France and 14 other countries ask Mali to let Danish special forces remain in the West African country, but its government repeats its demand on "immediate withdrawal."
France and 14 other countries have urged Mali to allow Danish forces to remain in the West African country, saying their presence was critical in the fight against terrorism in the region. Mali, however, repeated its demand that Denmark "immediately withdraw" its troops from the country.
In a joint statement on Wednesday, the 15 countries said they deeply regretted allegations by Mali's transitional government that the Danish contingent in the Takuba Task Force was made without a proper legal basis.
"They act in full accordance with international and national laws in their support to the Malian armed forces and in their long-standing fight against armed terrorist groups," the statement read.

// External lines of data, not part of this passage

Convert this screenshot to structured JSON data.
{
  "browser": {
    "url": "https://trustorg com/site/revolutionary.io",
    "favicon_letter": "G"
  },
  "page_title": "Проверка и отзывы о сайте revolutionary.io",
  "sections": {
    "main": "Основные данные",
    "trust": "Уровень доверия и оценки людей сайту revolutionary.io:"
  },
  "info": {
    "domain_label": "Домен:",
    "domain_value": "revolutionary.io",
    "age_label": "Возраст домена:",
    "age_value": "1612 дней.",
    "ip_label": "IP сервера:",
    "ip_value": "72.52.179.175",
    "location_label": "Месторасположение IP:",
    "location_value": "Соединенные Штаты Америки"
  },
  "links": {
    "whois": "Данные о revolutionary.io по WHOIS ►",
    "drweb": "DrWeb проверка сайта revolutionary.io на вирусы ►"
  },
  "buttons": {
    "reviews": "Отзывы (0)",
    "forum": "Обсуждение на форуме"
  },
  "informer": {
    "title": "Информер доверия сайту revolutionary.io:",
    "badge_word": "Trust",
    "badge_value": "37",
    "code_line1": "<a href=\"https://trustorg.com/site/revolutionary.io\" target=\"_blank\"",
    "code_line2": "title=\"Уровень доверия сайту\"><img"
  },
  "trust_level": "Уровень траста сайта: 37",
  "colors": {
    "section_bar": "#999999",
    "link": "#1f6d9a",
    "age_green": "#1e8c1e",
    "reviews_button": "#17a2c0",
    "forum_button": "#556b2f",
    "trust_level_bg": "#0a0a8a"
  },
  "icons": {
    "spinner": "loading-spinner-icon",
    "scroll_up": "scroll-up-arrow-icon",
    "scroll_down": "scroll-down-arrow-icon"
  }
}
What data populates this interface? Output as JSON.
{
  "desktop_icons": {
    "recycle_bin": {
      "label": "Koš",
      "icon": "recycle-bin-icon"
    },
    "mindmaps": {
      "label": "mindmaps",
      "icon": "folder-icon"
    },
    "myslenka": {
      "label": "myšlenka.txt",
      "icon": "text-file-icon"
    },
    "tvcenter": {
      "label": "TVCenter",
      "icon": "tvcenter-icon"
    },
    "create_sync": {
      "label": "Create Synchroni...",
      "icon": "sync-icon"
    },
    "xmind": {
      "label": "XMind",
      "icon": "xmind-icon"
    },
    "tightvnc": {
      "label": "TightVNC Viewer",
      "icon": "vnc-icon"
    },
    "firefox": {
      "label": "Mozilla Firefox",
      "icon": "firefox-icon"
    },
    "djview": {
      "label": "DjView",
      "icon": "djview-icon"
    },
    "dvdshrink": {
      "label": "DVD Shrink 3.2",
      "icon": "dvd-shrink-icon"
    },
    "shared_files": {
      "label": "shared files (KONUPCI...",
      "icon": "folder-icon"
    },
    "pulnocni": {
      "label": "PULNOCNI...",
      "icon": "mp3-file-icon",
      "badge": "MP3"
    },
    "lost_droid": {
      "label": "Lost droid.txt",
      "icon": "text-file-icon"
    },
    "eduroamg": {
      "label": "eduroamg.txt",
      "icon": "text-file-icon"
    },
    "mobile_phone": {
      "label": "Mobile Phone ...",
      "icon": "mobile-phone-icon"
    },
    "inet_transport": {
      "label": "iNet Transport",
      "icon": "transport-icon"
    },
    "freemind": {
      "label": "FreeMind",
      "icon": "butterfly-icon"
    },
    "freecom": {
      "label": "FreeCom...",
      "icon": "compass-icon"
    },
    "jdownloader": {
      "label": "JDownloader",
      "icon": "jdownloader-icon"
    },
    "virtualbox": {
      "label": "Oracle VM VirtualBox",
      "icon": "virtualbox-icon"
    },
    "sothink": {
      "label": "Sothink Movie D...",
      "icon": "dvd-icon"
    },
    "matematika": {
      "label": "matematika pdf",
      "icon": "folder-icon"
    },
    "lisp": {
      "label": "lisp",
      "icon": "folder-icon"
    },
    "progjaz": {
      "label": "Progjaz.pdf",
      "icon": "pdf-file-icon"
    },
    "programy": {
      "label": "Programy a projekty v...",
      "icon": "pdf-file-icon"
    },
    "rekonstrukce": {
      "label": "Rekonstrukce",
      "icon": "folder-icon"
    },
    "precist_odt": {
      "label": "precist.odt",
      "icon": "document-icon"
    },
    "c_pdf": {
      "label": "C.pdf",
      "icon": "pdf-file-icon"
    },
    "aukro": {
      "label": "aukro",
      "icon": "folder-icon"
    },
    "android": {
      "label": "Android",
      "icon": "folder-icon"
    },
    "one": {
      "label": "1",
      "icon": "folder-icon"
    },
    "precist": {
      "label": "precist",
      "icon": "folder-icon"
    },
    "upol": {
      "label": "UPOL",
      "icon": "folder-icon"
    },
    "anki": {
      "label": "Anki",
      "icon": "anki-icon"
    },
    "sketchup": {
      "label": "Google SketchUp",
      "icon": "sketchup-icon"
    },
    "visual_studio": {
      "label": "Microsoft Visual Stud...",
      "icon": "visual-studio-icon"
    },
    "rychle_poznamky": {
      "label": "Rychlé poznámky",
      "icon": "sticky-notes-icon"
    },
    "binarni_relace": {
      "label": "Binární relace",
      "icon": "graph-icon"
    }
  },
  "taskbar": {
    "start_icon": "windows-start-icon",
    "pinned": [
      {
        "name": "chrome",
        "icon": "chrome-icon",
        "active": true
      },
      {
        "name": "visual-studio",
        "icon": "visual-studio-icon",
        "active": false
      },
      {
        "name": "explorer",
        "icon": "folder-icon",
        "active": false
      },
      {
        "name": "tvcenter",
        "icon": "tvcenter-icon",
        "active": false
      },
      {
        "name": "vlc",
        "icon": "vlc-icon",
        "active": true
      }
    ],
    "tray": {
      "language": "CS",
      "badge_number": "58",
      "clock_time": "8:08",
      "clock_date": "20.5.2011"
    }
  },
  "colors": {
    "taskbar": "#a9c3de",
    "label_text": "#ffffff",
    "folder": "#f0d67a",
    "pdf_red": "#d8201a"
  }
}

"We call on the Malian government to respect the solid grounds on which our diplomatic and operational cooperation are based and to quickly remedy to this situation at a critical time for Mali when solidarity is required more than ever," it said.
In response to Danish Foreign Minister Jeppe Kofod saying on Tuesday that the troops were deployed by a "clear invitation," the Malian government said on Wednesday it was surprised because a decision on the Danish request in June to deploy troops was still pending.
"No accord authorises the deployment of Danish special forces to the Takuba Task Force," the Malian government said in a statement.
Norway, Portugal and Hungary are still waiting for approval and have not deployed troops, it added.
Takuba Task Force
On Monday, Mali asked Denmark to "immediately withdraw" troops, saying they arrived with the government's consent.
The demand for the Danish troop withdrawal comes just a week after a 90-person contingent from Denmark had arrived in the volatile African nation for a one-year deployment.
The Danish contingent includes a surgical team.
The Danish Foreign Ministry said that in 2019 then-president Ibrahim Boubacar Keita had requested that Denmark send troops to join the Takuba effort. But less than a year later, Keita was deposed in a military coup by the man now in charge in Mali – Colonel Assimi Goita.
After seizing power in August 2020, Goita initially pledged to uphold Mali's international agreements but recently has shown signs of reluctance, at one point even temporarily grounding UN peacekeeping flights in the north.
The Takuba Task Force was established as a partial successor to a French counter-terrorism operation in the West African Sahel region. French President Emmanuel Macron has started to reduce the operation which had over 5,000 troops.
More than 50 French soldiers have been killed in the region since Paris deployed a counter-terrorism force in 2013 to drive back militants who had seized cities and towns in northern Mali.